▶ _Exercise description_
Produce a verbatim copy of the data below that contains no pictures.

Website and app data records

━━━━━━━━━━

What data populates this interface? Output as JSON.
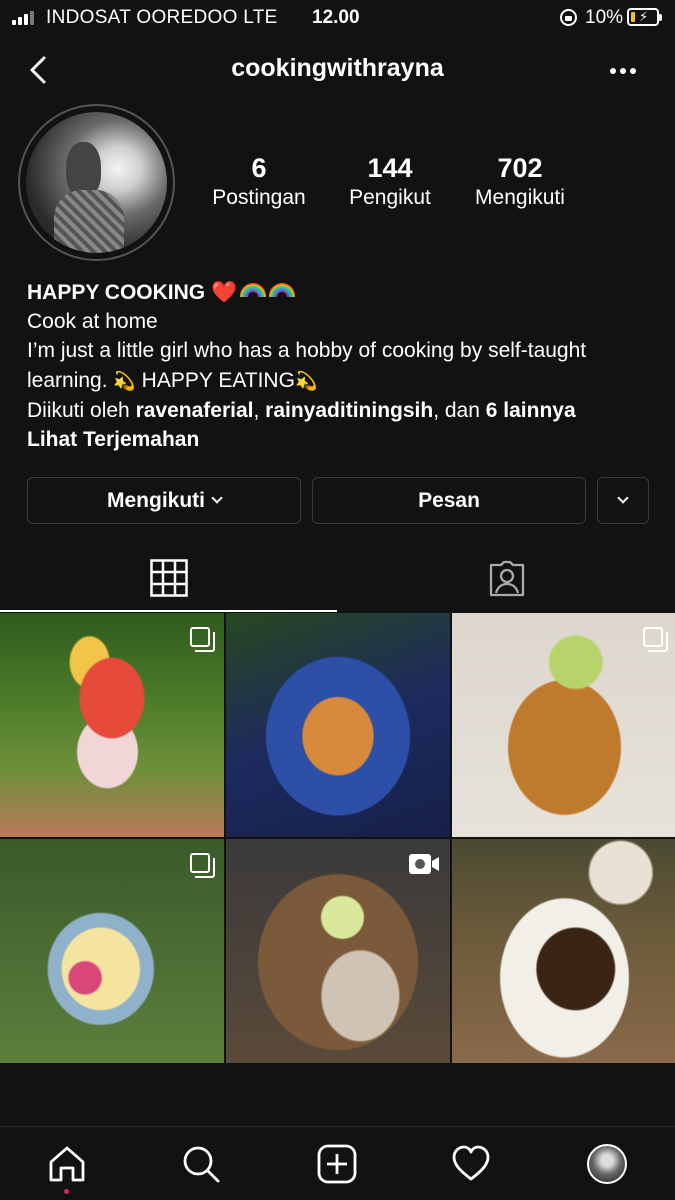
{
  "status_bar": {
    "carrier": "INDOSAT OOREDOO  LTE",
    "time": "12.00",
    "battery": "10%",
    "icons": [
      "signal-icon",
      "orientation-lock-icon",
      "battery-icon"
    ]
  },
  "header": {
    "username": "cookingwithrayna",
    "back_icon": "chevron-left-icon",
    "more_icon": "more-horizontal-icon"
  },
  "stats": {
    "posts": {
      "value": "6",
      "label": "Postingan"
    },
    "followers": {
      "value": "144",
      "label": "Pengikut"
    },
    "following": {
      "value": "702",
      "label": "Mengikuti"
    }
  },
  "bio": {
    "name": "HAPPY COOKING",
    "line1": "Cook at home",
    "line2a": "I’m just a little girl who has a hobby of cooking by self-taught learning.",
    "line2b": "HAPPY EATING",
    "followed_prefix": "Diikuti oleh",
    "followed_user1": "ravenaferial",
    "followed_sep": ",",
    "followed_user2": "rainyaditiningsih",
    "followed_and": ", dan",
    "followed_others": "6 lainnya",
    "translate": "Lihat Terjemahan"
  },
  "buttons": {
    "following": "Mengikuti",
    "message": "Pesan"
  },
  "tabs": [
    {
      "name": "grid",
      "icon": "grid-icon",
      "active": true
    },
    {
      "name": "tagged",
      "icon": "tagged-user-icon",
      "active": false
    }
  ],
  "posts": [
    {
      "type": "carousel",
      "icon": "multiple-photos-icon"
    },
    {
      "type": "photo"
    },
    {
      "type": "carousel",
      "icon": "multiple-photos-icon"
    },
    {
      "type": "carousel",
      "icon": "multiple-photos-icon"
    },
    {
      "type": "video",
      "icon": "video-camera-icon"
    },
    {
      "type": "photo"
    }
  ],
  "bottom_nav": [
    "home-icon",
    "search-icon",
    "new-post-icon",
    "activity-heart-icon",
    "profile-avatar"
  ],
  "colors": {
    "background": "#121212",
    "text": "#ffffff",
    "border": "#3a3a3a",
    "notification_dot": "#e0245e"
  }
}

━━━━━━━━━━

▶ _Exercise output_
What data populates this interface? Output as JSON.
{
  "status_bar": {
    "carrier": "INDOSAT OOREDOO  LTE",
    "time": "12.00",
    "battery": "10%",
    "icons": [
      "signal-icon",
      "orientation-lock-icon",
      "battery-icon"
    ]
  },
  "header": {
    "username": "cookingwithrayna",
    "back_icon": "chevron-left-icon",
    "more_icon": "more-horizontal-icon"
  },
  "stats": {
    "posts": {
      "value": "6",
      "label": "Postingan"
    },
    "followers": {
      "value": "144",
      "label": "Pengikut"
    },
    "following": {
      "value": "702",
      "label": "Mengikuti"
    }
  },
  "bio": {
    "name": "HAPPY COOKING",
    "line1": "Cook at home",
    "line2a": "I’m just a little girl who has a hobby of cooking by self-taught learning.",
    "line2b": "HAPPY EATING",
    "followed_prefix": "Diikuti oleh",
    "followed_user1": "ravenaferial",
    "followed_sep": ",",
    "followed_user2": "rainyaditiningsih",
    "followed_and": ", dan",
    "followed_others": "6 lainnya",
    "translate": "Lihat Terjemahan"
  },
  "buttons": {
    "following": "Mengikuti",
    "message": "Pesan"
  },
  "tabs": [
    {
      "name": "grid",
      "icon": "grid-icon",
      "active": true
    },
    {
      "name": "tagged",
      "icon": "tagged-user-icon",
      "active": false
    }
  ],
  "posts": [
    {
      "type": "carousel",
      "icon": "multiple-photos-icon"
    },
    {
      "type": "photo"
    },
    {
      "type": "carousel",
      "icon": "multiple-photos-icon"
    },
    {
      "type": "carousel",
      "icon": "multiple-photos-icon"
    },
    {
      "type": "video",
      "icon": "video-camera-icon"
    },
    {
      "type": "photo"
    }
  ],
  "bottom_nav": [
    "home-icon",
    "search-icon",
    "new-post-icon",
    "activity-heart-icon",
    "profile-avatar"
  ],
  "colors": {
    "background": "#121212",
    "text": "#ffffff",
    "border": "#3a3a3a",
    "notification_dot": "#e0245e"
  }
}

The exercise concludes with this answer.